The Polylith architecture

Today I’m proud to announce a new software architecture, called Polylith!

I hope that Polylith can have a positive affect on the software industry, by focusing on simplicity and developer happiness and efficiency.

Let’s start from the beginning. Two years ago I finally had the chance to work full time with the functional language Clojure and the functional database Datomic. I had read a book, blogged and played around with the language for a while, but now it was time to leave 20 years of Java behind me.

I joined a small team with one developer, a team leader and a UX designer. Even though only the team leader and I had any previous experience with Clojure and very little experience with Datomic, the whole team was up and running quickly and very soon became a hyper productive Dream Team!

A fantastic thing about Clojure is its REPL. It allows you to work much faster compared to “up front” compiled languages like Java. Instead, it compiles the code incrementally. The result is lightning fast feedback, where you have direct access to all your data and compiled code. Once you have tried it, you will never look back!

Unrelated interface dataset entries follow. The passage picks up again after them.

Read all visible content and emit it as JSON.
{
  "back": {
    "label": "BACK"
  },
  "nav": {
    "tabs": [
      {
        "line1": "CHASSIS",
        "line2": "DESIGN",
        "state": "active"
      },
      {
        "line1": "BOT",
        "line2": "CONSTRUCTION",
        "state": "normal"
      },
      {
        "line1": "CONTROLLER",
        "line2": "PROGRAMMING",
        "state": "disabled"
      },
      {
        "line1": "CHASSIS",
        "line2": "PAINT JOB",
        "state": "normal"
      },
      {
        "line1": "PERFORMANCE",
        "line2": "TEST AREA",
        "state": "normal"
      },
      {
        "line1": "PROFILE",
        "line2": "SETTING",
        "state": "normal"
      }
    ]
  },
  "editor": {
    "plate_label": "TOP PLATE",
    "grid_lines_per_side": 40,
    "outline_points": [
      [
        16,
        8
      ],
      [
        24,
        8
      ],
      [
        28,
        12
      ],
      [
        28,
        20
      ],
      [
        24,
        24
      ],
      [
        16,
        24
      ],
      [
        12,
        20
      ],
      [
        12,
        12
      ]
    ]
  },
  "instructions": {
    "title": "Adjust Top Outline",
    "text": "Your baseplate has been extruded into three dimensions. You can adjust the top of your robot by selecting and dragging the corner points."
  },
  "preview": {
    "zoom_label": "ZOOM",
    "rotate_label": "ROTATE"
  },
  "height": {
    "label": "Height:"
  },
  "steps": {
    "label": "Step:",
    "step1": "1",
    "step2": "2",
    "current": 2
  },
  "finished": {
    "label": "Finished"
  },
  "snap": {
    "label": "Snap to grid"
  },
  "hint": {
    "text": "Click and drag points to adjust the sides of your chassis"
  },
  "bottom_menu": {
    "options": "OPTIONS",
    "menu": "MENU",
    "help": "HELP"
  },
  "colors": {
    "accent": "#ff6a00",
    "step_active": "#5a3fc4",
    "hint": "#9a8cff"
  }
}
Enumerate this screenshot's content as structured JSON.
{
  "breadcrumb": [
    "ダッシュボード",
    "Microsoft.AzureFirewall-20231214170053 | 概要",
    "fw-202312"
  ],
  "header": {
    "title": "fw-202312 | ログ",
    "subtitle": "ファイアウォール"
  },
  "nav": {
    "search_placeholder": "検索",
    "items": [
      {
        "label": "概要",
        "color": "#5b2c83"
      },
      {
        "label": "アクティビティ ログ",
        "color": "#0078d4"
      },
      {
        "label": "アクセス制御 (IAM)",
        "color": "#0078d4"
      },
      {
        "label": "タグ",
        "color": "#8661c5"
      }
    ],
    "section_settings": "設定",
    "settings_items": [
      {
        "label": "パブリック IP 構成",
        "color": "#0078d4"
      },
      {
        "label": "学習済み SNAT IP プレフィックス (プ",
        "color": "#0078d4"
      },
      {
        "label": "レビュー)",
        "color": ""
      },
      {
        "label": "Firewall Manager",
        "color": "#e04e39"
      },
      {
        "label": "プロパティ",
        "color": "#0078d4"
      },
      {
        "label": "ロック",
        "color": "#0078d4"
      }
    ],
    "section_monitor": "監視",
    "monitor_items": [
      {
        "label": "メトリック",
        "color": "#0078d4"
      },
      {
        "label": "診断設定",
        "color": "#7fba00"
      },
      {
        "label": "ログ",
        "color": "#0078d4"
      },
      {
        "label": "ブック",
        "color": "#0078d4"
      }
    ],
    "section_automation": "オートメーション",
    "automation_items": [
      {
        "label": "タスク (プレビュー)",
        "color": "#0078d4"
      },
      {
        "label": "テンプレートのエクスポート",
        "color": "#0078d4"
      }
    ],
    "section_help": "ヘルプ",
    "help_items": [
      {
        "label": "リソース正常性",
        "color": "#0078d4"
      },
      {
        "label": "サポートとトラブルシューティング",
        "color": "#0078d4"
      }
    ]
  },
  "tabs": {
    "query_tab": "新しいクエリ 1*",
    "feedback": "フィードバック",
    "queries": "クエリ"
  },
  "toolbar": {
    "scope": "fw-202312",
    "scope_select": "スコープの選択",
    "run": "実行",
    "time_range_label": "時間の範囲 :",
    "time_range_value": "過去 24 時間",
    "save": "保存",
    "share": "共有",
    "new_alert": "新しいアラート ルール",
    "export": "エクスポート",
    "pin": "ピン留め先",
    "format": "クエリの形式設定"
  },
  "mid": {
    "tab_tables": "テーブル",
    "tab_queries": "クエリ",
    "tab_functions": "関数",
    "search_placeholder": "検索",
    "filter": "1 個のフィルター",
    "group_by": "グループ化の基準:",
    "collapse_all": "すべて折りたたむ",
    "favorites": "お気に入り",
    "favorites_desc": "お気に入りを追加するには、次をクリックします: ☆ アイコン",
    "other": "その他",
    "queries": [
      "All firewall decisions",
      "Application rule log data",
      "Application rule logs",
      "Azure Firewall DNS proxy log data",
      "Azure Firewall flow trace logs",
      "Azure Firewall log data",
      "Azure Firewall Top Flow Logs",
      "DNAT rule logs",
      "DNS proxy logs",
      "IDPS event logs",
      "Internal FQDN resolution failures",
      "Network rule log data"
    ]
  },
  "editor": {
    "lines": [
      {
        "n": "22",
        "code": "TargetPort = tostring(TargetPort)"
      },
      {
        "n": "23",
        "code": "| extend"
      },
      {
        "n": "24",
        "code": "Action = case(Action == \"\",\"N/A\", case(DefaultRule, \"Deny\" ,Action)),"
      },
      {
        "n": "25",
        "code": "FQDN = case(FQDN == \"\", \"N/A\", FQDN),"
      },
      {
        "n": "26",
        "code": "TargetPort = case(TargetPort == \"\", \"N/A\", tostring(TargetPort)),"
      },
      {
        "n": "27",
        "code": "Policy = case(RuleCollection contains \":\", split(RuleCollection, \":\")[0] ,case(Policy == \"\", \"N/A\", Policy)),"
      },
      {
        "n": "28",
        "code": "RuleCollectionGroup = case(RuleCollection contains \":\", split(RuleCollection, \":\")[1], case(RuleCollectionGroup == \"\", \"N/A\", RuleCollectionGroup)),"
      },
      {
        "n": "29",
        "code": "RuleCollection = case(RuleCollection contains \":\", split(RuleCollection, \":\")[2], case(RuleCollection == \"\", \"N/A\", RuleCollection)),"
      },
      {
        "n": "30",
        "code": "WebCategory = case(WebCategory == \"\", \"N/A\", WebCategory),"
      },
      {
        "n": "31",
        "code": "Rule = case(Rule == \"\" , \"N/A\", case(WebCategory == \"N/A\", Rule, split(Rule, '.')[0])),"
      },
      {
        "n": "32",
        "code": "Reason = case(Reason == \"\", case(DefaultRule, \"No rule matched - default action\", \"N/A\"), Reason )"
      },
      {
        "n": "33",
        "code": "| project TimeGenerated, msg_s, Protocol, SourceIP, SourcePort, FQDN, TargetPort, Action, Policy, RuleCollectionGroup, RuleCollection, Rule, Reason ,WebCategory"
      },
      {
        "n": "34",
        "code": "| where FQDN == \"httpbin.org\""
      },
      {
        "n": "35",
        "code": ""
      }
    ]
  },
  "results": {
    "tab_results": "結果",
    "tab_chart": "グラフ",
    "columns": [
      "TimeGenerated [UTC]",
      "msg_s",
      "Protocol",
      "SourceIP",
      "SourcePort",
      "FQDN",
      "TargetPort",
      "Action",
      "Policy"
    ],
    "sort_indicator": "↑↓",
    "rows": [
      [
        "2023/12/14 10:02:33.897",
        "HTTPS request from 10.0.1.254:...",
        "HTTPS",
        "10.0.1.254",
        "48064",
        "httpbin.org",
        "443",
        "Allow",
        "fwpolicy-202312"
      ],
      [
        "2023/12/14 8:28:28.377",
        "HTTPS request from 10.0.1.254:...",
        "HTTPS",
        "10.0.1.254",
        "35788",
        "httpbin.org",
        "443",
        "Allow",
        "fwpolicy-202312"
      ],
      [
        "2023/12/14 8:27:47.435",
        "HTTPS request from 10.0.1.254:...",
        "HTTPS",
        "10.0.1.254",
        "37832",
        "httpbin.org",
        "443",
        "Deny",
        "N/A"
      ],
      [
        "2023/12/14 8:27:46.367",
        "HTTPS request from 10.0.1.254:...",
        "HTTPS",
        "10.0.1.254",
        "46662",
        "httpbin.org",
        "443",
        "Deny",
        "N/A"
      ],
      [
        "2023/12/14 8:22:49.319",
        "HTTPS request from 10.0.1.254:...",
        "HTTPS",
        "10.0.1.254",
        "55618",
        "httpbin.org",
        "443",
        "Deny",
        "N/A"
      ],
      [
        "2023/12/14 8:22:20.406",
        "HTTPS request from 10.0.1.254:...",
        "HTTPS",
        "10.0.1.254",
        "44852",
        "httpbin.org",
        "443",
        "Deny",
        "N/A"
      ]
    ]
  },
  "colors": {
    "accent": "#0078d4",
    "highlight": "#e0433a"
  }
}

After a month I questioned why we still had a Microservices architecture. It slowed us down because we now had a bunch of REPLs instead of just one, and it also added a lot of boilerplate code and unnecessary complexity.

One morning on the train to work I got that eureka moment that you may get once in a lifetime. I realised that the solution was to turn the development environment into a monolith using symbolic links to each “component”! This little trick worked out well and now we had our single REPL back again!

The three building blocks of Polylith

Two years have passed and we still love this way of designing systems. The components have become our friends that are easy to understand, reuse and combine into deployable systems. The tool helps us test and build our systems incrementally both locally and on the continuous integration server.

It’s not just efficient and fun, it has changed the way we think about design at the system level.

If this has made you curious, then head over to our high-level documentation to find out more.

Happy coding!

Joakim Tengstrand